In 1848, 23-year-old Louis Brandt set up a workshop in La-Chaux-de-Fonds, Switzerland that was eventually to grow into watch company Omega. He died in 1879, and his two sons Cesar and Louis-Paul took over the business; in 1880 the company moved to Bienne, where it still has its headquarters today. In 1884 they produced the 19 line (OMEGA calibre), a movement manufactured using groundbreaking industrial techniques from which the company would later take their name.
In 1909, the brand was asked to time the Gordon Bennett cup, an international balloon race – this started their long association with sporting events and in 1932, Omega started its career as official timekeeper to the Olympic Games, a role it continues to this day. Since producing its 10 millionth watch in 1944, the company has gone from strength to strength and still produces top quality timepieces to this day.
Good examples of Omega watches perform well at auction. Of particular interest to collectors are early examples of innovative designs and limited edition pieces, such as 1920s Art Deco-inspired enamelled watches, a timepiece launched at the 1929 Barcelona Universal Exhibition designed to be worn on the back of the hand, the 1932 Marine watch designed for scuba diving or the iconic Speedmaster launched in 1952. There’s a buoyant market for Omega watches in general, but early examples of these innovative models are particularly sought after. Omega watches remain very collectable, with condition and rarity being driving factors when determining cost. As the brand was worn by many sports stars and celebrities, such as Elvis Presley and John F. Kennedy, any proven links with famous owners will add to the value, as will original packaging or cases.
OMEGA’s pioneering spirit has taken them to the Moon, helped conquer the oceans’ depths, and allowed them to time the world’s most important sporting events.

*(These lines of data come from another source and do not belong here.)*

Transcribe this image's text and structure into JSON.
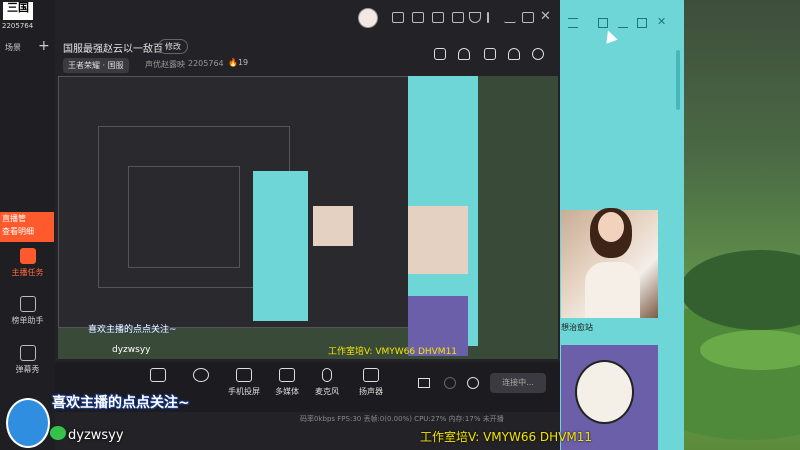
{
  "sidebar": {
    "logo": "三国",
    "account_id": "2205764",
    "scene_label": "场景",
    "promo": "直播管\n查看明细",
    "items": [
      {
        "label": "主播任务",
        "icon": "task-icon"
      },
      {
        "label": "榜单助手",
        "icon": "star-icon"
      },
      {
        "label": "弹幕秀",
        "icon": "tv-icon"
      }
    ]
  },
  "header": {
    "room_title": "国服最强赵云以一敌百",
    "edit_label": "修改",
    "category": "王者荣耀 · 国服",
    "voice_label": "声优赵露映",
    "room_id": "2205764",
    "fire_count": "19"
  },
  "toolbar": {
    "items": [
      {
        "label": "",
        "icon": "subtitle-icon"
      },
      {
        "label": "",
        "icon": "camera-icon"
      },
      {
        "label": "手机投屏",
        "icon": "phone-cast-icon"
      },
      {
        "label": "多媒体",
        "icon": "media-icon"
      },
      {
        "label": "麦克风",
        "icon": "mic-icon"
      },
      {
        "label": "扬声器",
        "icon": "speaker-icon"
      }
    ],
    "connect_label": "连接中..."
  },
  "status": {
    "text": "码率0kbps  FPS:30  丢帧:0(0.00%)  CPU:27%  内存:17%  未开播"
  },
  "overlay": {
    "follow_text": "喜欢主播的点点关注~",
    "wechat_text": "dyzwsyy",
    "studio_text": "工作室培V: VMYW66  DHVM11"
  },
  "cyan_panel": {
    "caption": "想治愈站"
  },
  "colors": {
    "accent": "#ff5a2d",
    "cyan": "#6ed6d6",
    "studio_yellow": "#f4e500"
  }
}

At the same time, OMEGA were setting precision records and have been continuously re-defining state-of-the-art mechanical watchmaking since 1848.